SINGAPORE (Reuters) - Tropical city-state Singapore said on Monday it was curbing the use of face shields as a substitute for masks, as its residents look for ways to protect themselves from the coronavirus and avoid discomfort on hot, humid days.
The Southeast Asian nation is one of several states globally that have made masks in public compulsory, but transparent shields attached to headbands or glasses that do not touch the face have become a popular replacement.
Singapore is due to reopen schools and some businesses on Tuesday, the first tentative steps in emerging from a two-month COVID-19 lockdown.
"The design of face shields typically leaves a gap... Masks that are worn closely and completely over the nose and mouth do not have such gaps," the health ministry said.
"With the re-opening of our economy and society, we can expect more activities and close contact amongst people, including on public transport. So masks will now be required as the default."

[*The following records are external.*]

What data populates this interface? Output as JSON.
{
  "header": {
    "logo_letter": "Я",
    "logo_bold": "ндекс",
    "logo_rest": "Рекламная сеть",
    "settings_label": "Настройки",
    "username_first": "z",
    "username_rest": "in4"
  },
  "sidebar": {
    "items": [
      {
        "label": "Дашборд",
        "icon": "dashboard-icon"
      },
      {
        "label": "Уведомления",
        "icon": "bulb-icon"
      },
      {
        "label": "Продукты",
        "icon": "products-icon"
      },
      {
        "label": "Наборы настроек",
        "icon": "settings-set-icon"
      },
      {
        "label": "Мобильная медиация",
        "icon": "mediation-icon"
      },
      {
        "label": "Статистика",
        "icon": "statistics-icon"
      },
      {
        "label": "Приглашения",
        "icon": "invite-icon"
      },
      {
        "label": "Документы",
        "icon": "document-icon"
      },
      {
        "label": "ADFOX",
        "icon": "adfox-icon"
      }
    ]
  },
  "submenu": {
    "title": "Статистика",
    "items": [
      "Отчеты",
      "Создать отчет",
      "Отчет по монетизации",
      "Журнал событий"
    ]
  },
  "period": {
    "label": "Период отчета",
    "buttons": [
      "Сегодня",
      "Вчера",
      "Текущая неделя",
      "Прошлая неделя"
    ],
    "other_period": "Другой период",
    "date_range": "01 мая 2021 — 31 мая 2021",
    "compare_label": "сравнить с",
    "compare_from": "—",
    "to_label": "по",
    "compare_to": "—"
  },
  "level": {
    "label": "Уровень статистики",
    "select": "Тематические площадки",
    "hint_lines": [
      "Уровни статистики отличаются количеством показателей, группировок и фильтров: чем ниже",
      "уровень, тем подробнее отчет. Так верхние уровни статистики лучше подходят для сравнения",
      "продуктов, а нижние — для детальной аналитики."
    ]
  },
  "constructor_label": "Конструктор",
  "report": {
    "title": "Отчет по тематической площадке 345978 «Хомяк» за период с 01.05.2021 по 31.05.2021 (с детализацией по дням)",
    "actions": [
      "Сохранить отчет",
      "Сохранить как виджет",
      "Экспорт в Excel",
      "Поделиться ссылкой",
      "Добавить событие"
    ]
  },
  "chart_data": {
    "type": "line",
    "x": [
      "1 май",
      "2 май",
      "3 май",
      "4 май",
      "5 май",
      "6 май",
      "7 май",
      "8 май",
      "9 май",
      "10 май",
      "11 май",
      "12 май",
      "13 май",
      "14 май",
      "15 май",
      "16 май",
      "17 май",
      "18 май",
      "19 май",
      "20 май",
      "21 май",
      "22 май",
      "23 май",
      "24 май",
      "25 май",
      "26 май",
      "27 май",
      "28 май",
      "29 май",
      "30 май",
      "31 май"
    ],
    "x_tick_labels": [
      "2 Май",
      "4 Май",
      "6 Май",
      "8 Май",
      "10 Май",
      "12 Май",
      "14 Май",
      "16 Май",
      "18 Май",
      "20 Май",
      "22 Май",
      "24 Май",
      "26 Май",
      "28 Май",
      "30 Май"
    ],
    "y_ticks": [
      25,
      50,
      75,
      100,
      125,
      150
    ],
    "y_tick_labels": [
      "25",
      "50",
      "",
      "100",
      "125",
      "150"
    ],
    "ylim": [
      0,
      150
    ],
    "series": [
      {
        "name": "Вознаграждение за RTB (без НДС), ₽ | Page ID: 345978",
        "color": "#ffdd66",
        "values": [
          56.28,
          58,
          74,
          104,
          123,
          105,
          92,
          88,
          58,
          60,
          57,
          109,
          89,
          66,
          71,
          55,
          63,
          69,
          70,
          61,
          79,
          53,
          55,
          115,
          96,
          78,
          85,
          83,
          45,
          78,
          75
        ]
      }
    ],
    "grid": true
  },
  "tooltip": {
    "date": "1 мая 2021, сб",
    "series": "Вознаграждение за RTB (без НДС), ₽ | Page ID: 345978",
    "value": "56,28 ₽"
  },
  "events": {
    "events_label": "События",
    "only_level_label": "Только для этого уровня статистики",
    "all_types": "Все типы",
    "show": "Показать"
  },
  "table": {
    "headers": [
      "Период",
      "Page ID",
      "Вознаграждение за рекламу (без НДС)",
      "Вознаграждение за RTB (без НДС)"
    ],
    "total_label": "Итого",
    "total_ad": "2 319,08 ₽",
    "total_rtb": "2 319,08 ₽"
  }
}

Face shields would only be allowed for children under the age of 12, those who face medical difficulties wearing masks or persons speaking to a large group, such as in a classroom.
First-time offenders caught without a mask in Singapore are fined S$300 ($212).
Singapore confirmed 408 new coronavirus cases on Monday, its health ministry said, bringing the city-state's tally to 35,292.
(Reporting by Aradhana Aravindan and John Geddie; Editing by Martin Petty)